Jacques d’Amboise’s death last week brought back a fond memory of an event that years later still makes me shake my head in disbelieve. Let me explain.

My friend, Kimberly, had asked if I was interested in attending a fundraiser event entitled An Evening with Jacques d’Amboise and friends at P.J. Clarke’s in Manhattan. The tickets were a little pricey but it included dinner and a donation to his work with public school children. I grew up following his dance career. And as a dance teacher and lover of ballet, I thought why not its for a good cause.

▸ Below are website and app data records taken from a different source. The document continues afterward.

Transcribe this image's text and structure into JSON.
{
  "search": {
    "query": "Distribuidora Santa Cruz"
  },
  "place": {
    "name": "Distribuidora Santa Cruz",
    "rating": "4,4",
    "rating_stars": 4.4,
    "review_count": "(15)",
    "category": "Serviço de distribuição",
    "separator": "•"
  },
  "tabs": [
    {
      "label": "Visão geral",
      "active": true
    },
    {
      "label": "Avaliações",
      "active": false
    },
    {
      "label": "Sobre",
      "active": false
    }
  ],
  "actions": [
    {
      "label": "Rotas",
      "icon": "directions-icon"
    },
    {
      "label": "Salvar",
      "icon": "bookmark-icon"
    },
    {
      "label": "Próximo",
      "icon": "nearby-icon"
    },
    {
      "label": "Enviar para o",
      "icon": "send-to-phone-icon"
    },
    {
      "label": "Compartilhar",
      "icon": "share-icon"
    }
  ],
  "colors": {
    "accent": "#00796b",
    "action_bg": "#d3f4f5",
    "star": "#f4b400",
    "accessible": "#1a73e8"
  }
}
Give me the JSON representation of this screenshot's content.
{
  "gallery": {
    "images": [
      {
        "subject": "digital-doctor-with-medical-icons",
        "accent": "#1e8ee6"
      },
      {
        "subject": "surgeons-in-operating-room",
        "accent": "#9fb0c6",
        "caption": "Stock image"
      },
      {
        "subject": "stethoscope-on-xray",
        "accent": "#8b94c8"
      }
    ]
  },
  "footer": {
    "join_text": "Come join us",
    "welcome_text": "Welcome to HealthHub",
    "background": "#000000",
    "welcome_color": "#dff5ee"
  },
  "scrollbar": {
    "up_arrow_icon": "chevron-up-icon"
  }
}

I arrived a little early and decided I would go in anyway as I hoped Kimberly would already be there. As I walked in, I spotted Kimberly sitting having a conversation with Jacques d’Amboise. Wow. Then Mr. d’Amboise stood up, extended his hand and said “you must be Ann.” I tried my best to appear calm and sophisticated. We had a delightful conversation and then he was off to take care of some final details for the evening. Kimberly and I were surprised but decided arriving early had some perks.

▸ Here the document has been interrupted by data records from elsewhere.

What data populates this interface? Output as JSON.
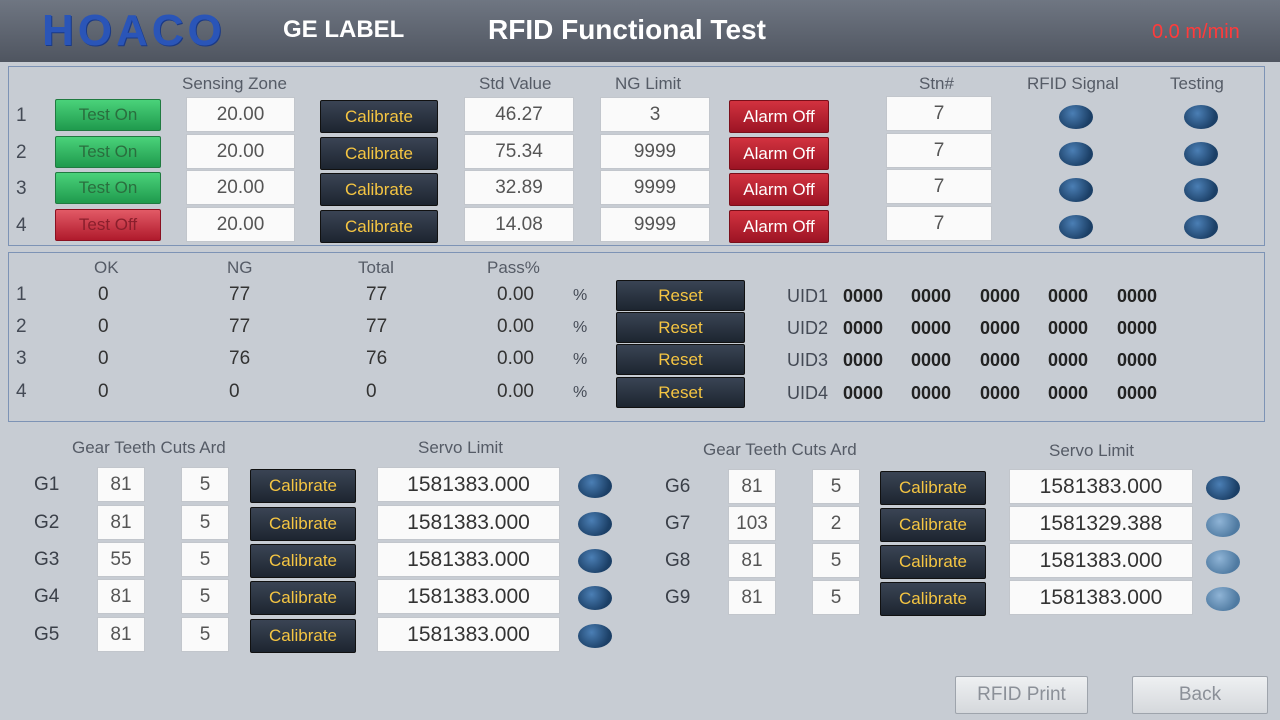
{
  "header": {
    "logo": "HOACO",
    "brand": "GE LABEL",
    "title": "RFID Functional Test",
    "speed": "0.0 m/min"
  },
  "sensing": {
    "headers": {
      "sensing_zone": "Sensing Zone",
      "std_value": "Std Value",
      "ng_limit": "NG Limit",
      "stn": "Stn#",
      "rfid_signal": "RFID Signal",
      "testing": "Testing"
    },
    "rows": [
      {
        "num": "1",
        "test": "Test On",
        "zone": "20.00",
        "calibrate": "Calibrate",
        "std": "46.27",
        "ng": "3",
        "alarm": "Alarm Off",
        "stn": "7"
      },
      {
        "num": "2",
        "test": "Test On",
        "zone": "20.00",
        "calibrate": "Calibrate",
        "std": "75.34",
        "ng": "9999",
        "alarm": "Alarm Off",
        "stn": "7"
      },
      {
        "num": "3",
        "test": "Test On",
        "zone": "20.00",
        "calibrate": "Calibrate",
        "std": "32.89",
        "ng": "9999",
        "alarm": "Alarm Off",
        "stn": "7"
      },
      {
        "num": "4",
        "test": "Test Off",
        "zone": "20.00",
        "calibrate": "Calibrate",
        "std": "14.08",
        "ng": "9999",
        "alarm": "Alarm Off",
        "stn": "7"
      }
    ]
  },
  "stats": {
    "headers": {
      "ok": "OK",
      "ng": "NG",
      "total": "Total",
      "pass": "Pass%"
    },
    "rows": [
      {
        "num": "1",
        "ok": "0",
        "ng": "77",
        "total": "77",
        "pass": "0.00",
        "pct": "%",
        "reset": "Reset",
        "uid_label": "UID1",
        "uids": [
          "0000",
          "0000",
          "0000",
          "0000",
          "0000"
        ]
      },
      {
        "num": "2",
        "ok": "0",
        "ng": "77",
        "total": "77",
        "pass": "0.00",
        "pct": "%",
        "reset": "Reset",
        "uid_label": "UID2",
        "uids": [
          "0000",
          "0000",
          "0000",
          "0000",
          "0000"
        ]
      },
      {
        "num": "3",
        "ok": "0",
        "ng": "76",
        "total": "76",
        "pass": "0.00",
        "pct": "%",
        "reset": "Reset",
        "uid_label": "UID3",
        "uids": [
          "0000",
          "0000",
          "0000",
          "0000",
          "0000"
        ]
      },
      {
        "num": "4",
        "ok": "0",
        "ng": "0",
        "total": "0",
        "pass": "0.00",
        "pct": "%",
        "reset": "Reset",
        "uid_label": "UID4",
        "uids": [
          "0000",
          "0000",
          "0000",
          "0000",
          "0000"
        ]
      }
    ]
  },
  "gears": {
    "headers": {
      "teeth": "Gear Teeth Cuts Ard",
      "servo": "Servo Limit"
    },
    "left": [
      {
        "label": "G1",
        "teeth": "81",
        "cuts": "5",
        "calibrate": "Calibrate",
        "servo": "1581383.000"
      },
      {
        "label": "G2",
        "teeth": "81",
        "cuts": "5",
        "calibrate": "Calibrate",
        "servo": "1581383.000"
      },
      {
        "label": "G3",
        "teeth": "55",
        "cuts": "5",
        "calibrate": "Calibrate",
        "servo": "1581383.000"
      },
      {
        "label": "G4",
        "teeth": "81",
        "cuts": "5",
        "calibrate": "Calibrate",
        "servo": "1581383.000"
      },
      {
        "label": "G5",
        "teeth": "81",
        "cuts": "5",
        "calibrate": "Calibrate",
        "servo": "1581383.000"
      }
    ],
    "right": [
      {
        "label": "G6",
        "teeth": "81",
        "cuts": "5",
        "calibrate": "Calibrate",
        "servo": "1581383.000"
      },
      {
        "label": "G7",
        "teeth": "103",
        "cuts": "2",
        "calibrate": "Calibrate",
        "servo": "1581329.388"
      },
      {
        "label": "G8",
        "teeth": "81",
        "cuts": "5",
        "calibrate": "Calibrate",
        "servo": "1581383.000"
      },
      {
        "label": "G9",
        "teeth": "81",
        "cuts": "5",
        "calibrate": "Calibrate",
        "servo": "1581383.000"
      }
    ]
  },
  "footer": {
    "rfid_print": "RFID Print",
    "back": "Back"
  }
}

Eventually others arrived and people were directed to take their seats. It was a small group less than fifty people. Kimberly and I found seats. Our table begun to fill up. Our table mates introduced themselves and then the big question – so how do you know Jacques? Wait. What? This is truly is Jacques d’ Amboise’s friends. Alrighty, then. I couldn’t make eye contact with Kimberly because I knew I would burst out laughing. We were the only people in the room who weren’t personal friends of Jacques d’Amboise. How did this happen – I am sitting in a room with the people I had watched perform on stage or read about in Dance Magazine. I tried my best not to go all fan girl. I felt like a bug on the wall hearing insider stories of the ballet world. It was wonderful.

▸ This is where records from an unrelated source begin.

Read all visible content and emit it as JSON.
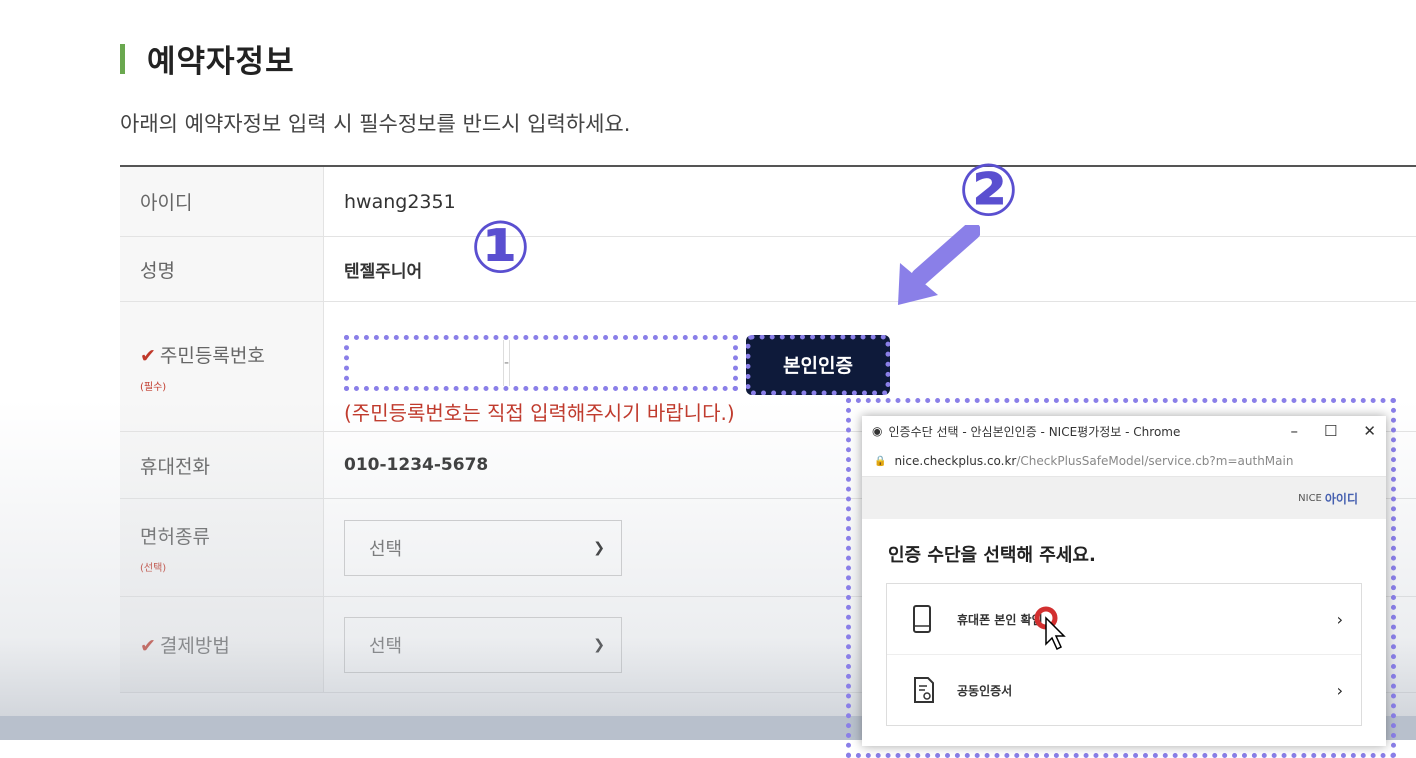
{
  "section": {
    "title": "예약자정보",
    "description": "아래의 예약자정보 입력 시 필수정보를 반드시 입력하세요."
  },
  "form": {
    "id_label": "아이디",
    "id_value": "hwang2351",
    "name_label": "성명",
    "name_value": "텐젤주니어",
    "jumin_label": "주민등록번호",
    "jumin_required": "(필수)",
    "jumin_dash": "-",
    "verify_button": "본인인증",
    "jumin_note": "(주민등록번호는 직접 입력해주시기 바랍니다.)",
    "phone_label": "휴대전화",
    "phone_value": "010-1234-5678",
    "license_label": "면허종류",
    "license_optional": "(선택)",
    "license_select": "선택",
    "payment_label": "결제방법",
    "payment_select": "선택"
  },
  "annotations": {
    "step1": "①",
    "step2": "②"
  },
  "popup": {
    "window_title": "인증수단 선택 - 안심본인인증 - NICE평가정보 - Chrome",
    "minimize": "–",
    "maximize": "☐",
    "close": "✕",
    "url_domain": "nice.checkplus.co.kr",
    "url_path": "/CheckPlusSafeModel/service.cb?m=authMain",
    "logo_prefix": "NICE",
    "logo_brand": "아이디",
    "heading": "인증 수단을 선택해 주세요.",
    "options": [
      {
        "label": "휴대폰 본인 확인",
        "icon": "phone-icon"
      },
      {
        "label": "공동인증서",
        "icon": "certificate-icon"
      }
    ],
    "chevron": "›"
  },
  "colors": {
    "accent_green": "#6aa84f",
    "annotation_purple": "#8a7fe8",
    "button_navy": "#0e1a3a",
    "warning_red": "#c0392b"
  }
}
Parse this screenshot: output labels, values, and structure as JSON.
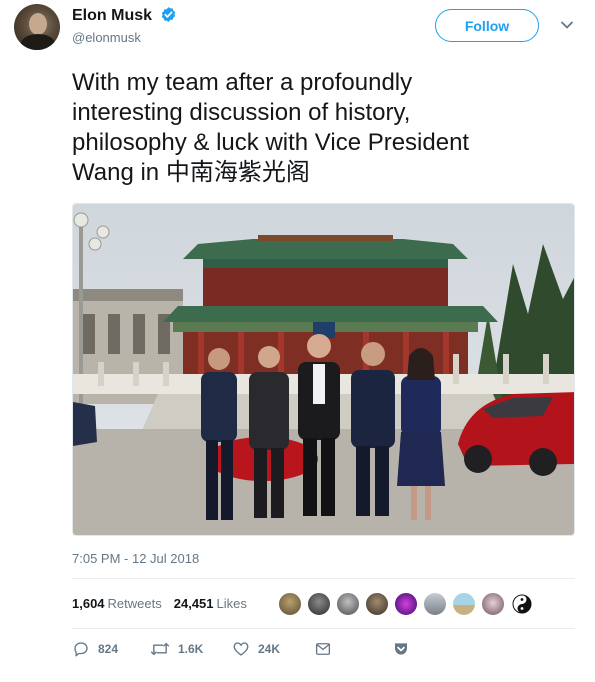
{
  "author": {
    "display_name": "Elon Musk",
    "handle": "@elonmusk",
    "verified": true,
    "follow_label": "Follow"
  },
  "tweet": {
    "text": "With my team after a profoundly\ninteresting discussion of history,\nphilosophy & luck with Vice President\nWang in 中南海紫光阁",
    "timestamp": "7:05 PM - 12 Jul 2018"
  },
  "stats": {
    "retweets_count": "1,604",
    "retweets_label": "Retweets",
    "likes_count": "24,451",
    "likes_label": "Likes",
    "liker_avatars": [
      "avatar-1",
      "avatar-2",
      "avatar-3",
      "avatar-4",
      "avatar-5",
      "avatar-6",
      "avatar-7",
      "avatar-8",
      "yin-yang-avatar"
    ]
  },
  "actions": {
    "reply_count": "824",
    "retweet_count": "1.6K",
    "like_count": "24K"
  },
  "colors": {
    "accent": "#1da1f2",
    "secondary_text": "#657786",
    "primary_text": "#14171a"
  }
}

When the evening concluded, Kimberly and I just looked at each other and laughed. We decided that sometimes and friends actually means and friends even if an invitation shows up in your inbox. Would I do it again, in a heartbeat. Dance on, Jacques, dance on.

“Who am I? I’m a man; an American, a father, a teacher, but most of all, I am a person who knows how the arts can change lives, because they transformed mine. I was a dancer.” ~ Jacques d’Amboise